● WORK TASK: With images removed, return the whole listing exactly as written.
-------------------------
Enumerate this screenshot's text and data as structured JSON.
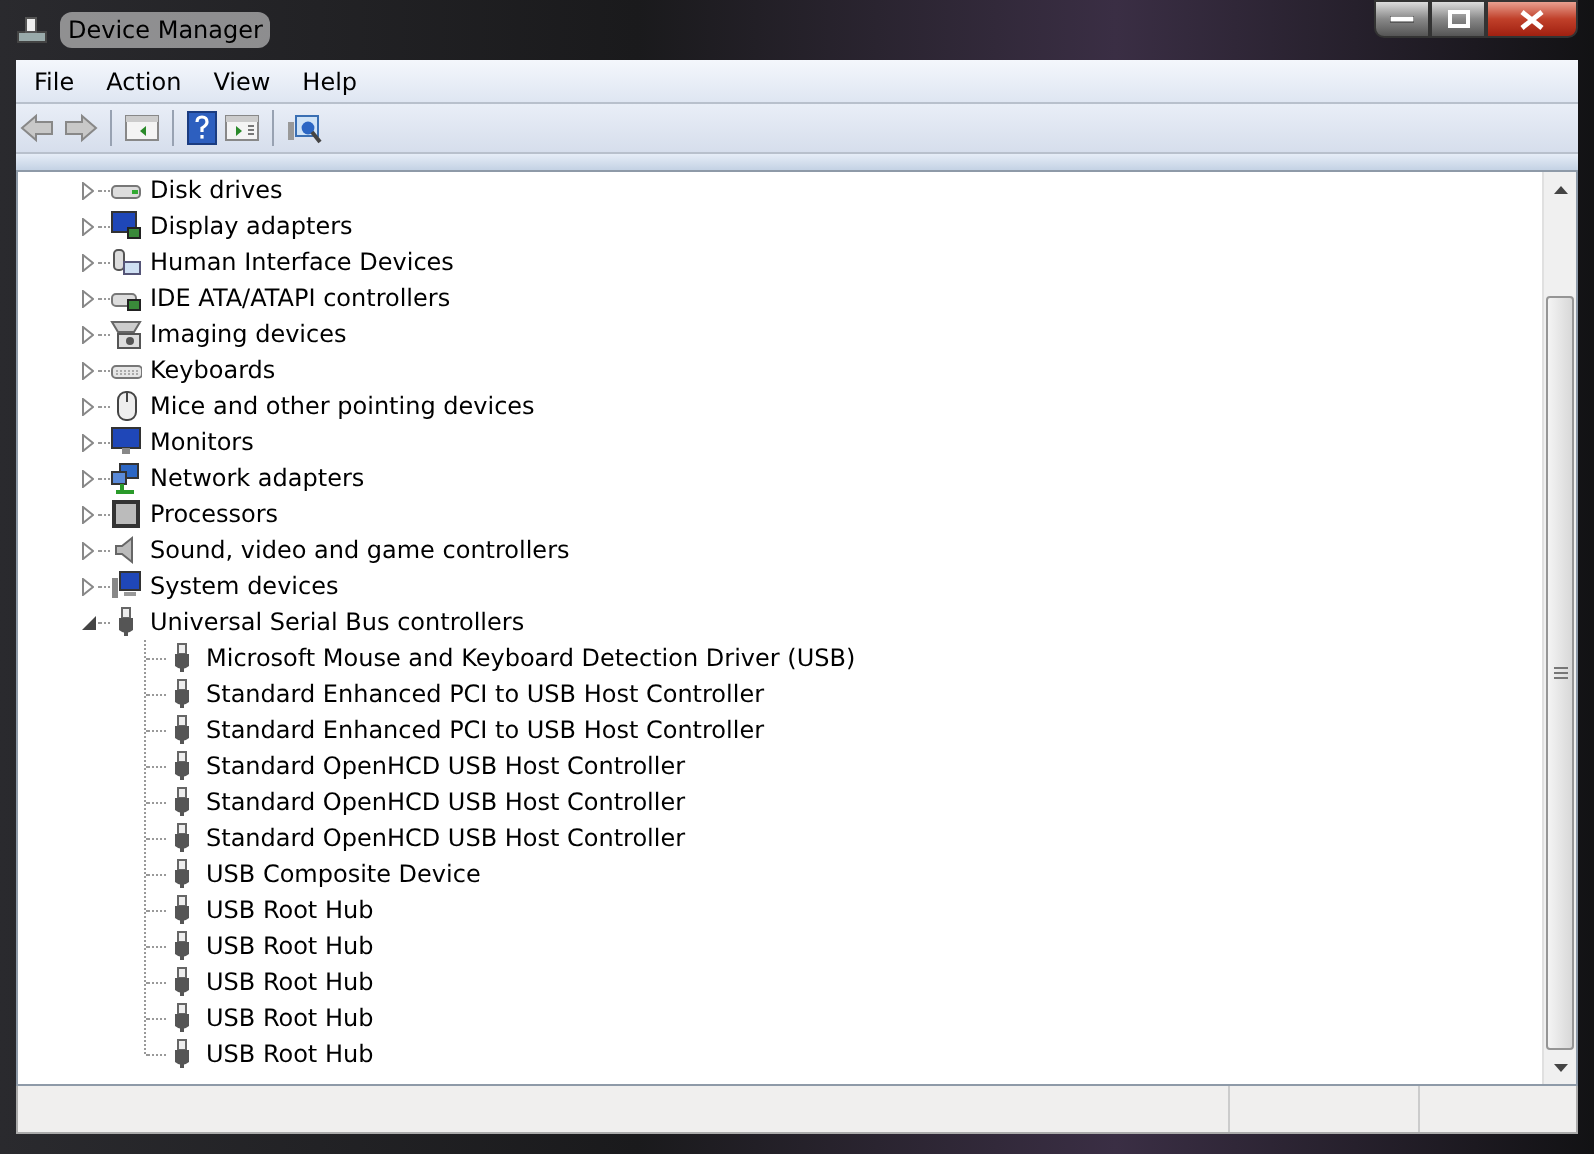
{
  "window": {
    "title": "Device Manager"
  },
  "menu": [
    "File",
    "Action",
    "View",
    "Help"
  ],
  "tree": [
    {
      "label": "Disk drives",
      "expanded": false
    },
    {
      "label": "Display adapters",
      "expanded": false
    },
    {
      "label": "Human Interface Devices",
      "expanded": false
    },
    {
      "label": "IDE ATA/ATAPI controllers",
      "expanded": false
    },
    {
      "label": "Imaging devices",
      "expanded": false
    },
    {
      "label": "Keyboards",
      "expanded": false
    },
    {
      "label": "Mice and other pointing devices",
      "expanded": false
    },
    {
      "label": "Monitors",
      "expanded": false
    },
    {
      "label": "Network adapters",
      "expanded": false
    },
    {
      "label": "Processors",
      "expanded": false
    },
    {
      "label": "Sound, video and game controllers",
      "expanded": false
    },
    {
      "label": "System devices",
      "expanded": false
    },
    {
      "label": "Universal Serial Bus controllers",
      "expanded": true,
      "children": [
        {
          "label": "Microsoft Mouse and Keyboard Detection Driver (USB)"
        },
        {
          "label": "Standard Enhanced PCI to USB Host Controller"
        },
        {
          "label": "Standard Enhanced PCI to USB Host Controller"
        },
        {
          "label": "Standard OpenHCD USB Host Controller"
        },
        {
          "label": "Standard OpenHCD USB Host Controller"
        },
        {
          "label": "Standard OpenHCD USB Host Controller"
        },
        {
          "label": "USB Composite Device"
        },
        {
          "label": "USB Root Hub"
        },
        {
          "label": "USB Root Hub"
        },
        {
          "label": "USB Root Hub"
        },
        {
          "label": "USB Root Hub"
        },
        {
          "label": "USB Root Hub"
        }
      ]
    }
  ]
}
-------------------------
● EXERCISE RESPONSE:
Enumerate this screenshot's text and data as structured JSON.
{
  "window": {
    "title": "Device Manager"
  },
  "menu": [
    "File",
    "Action",
    "View",
    "Help"
  ],
  "tree": [
    {
      "label": "Disk drives",
      "expanded": false
    },
    {
      "label": "Display adapters",
      "expanded": false
    },
    {
      "label": "Human Interface Devices",
      "expanded": false
    },
    {
      "label": "IDE ATA/ATAPI controllers",
      "expanded": false
    },
    {
      "label": "Imaging devices",
      "expanded": false
    },
    {
      "label": "Keyboards",
      "expanded": false
    },
    {
      "label": "Mice and other pointing devices",
      "expanded": false
    },
    {
      "label": "Monitors",
      "expanded": false
    },
    {
      "label": "Network adapters",
      "expanded": false
    },
    {
      "label": "Processors",
      "expanded": false
    },
    {
      "label": "Sound, video and game controllers",
      "expanded": false
    },
    {
      "label": "System devices",
      "expanded": false
    },
    {
      "label": "Universal Serial Bus controllers",
      "expanded": true,
      "children": [
        {
          "label": "Microsoft Mouse and Keyboard Detection Driver (USB)"
        },
        {
          "label": "Standard Enhanced PCI to USB Host Controller"
        },
        {
          "label": "Standard Enhanced PCI to USB Host Controller"
        },
        {
          "label": "Standard OpenHCD USB Host Controller"
        },
        {
          "label": "Standard OpenHCD USB Host Controller"
        },
        {
          "label": "Standard OpenHCD USB Host Controller"
        },
        {
          "label": "USB Composite Device"
        },
        {
          "label": "USB Root Hub"
        },
        {
          "label": "USB Root Hub"
        },
        {
          "label": "USB Root Hub"
        },
        {
          "label": "USB Root Hub"
        },
        {
          "label": "USB Root Hub"
        }
      ]
    }
  ]
}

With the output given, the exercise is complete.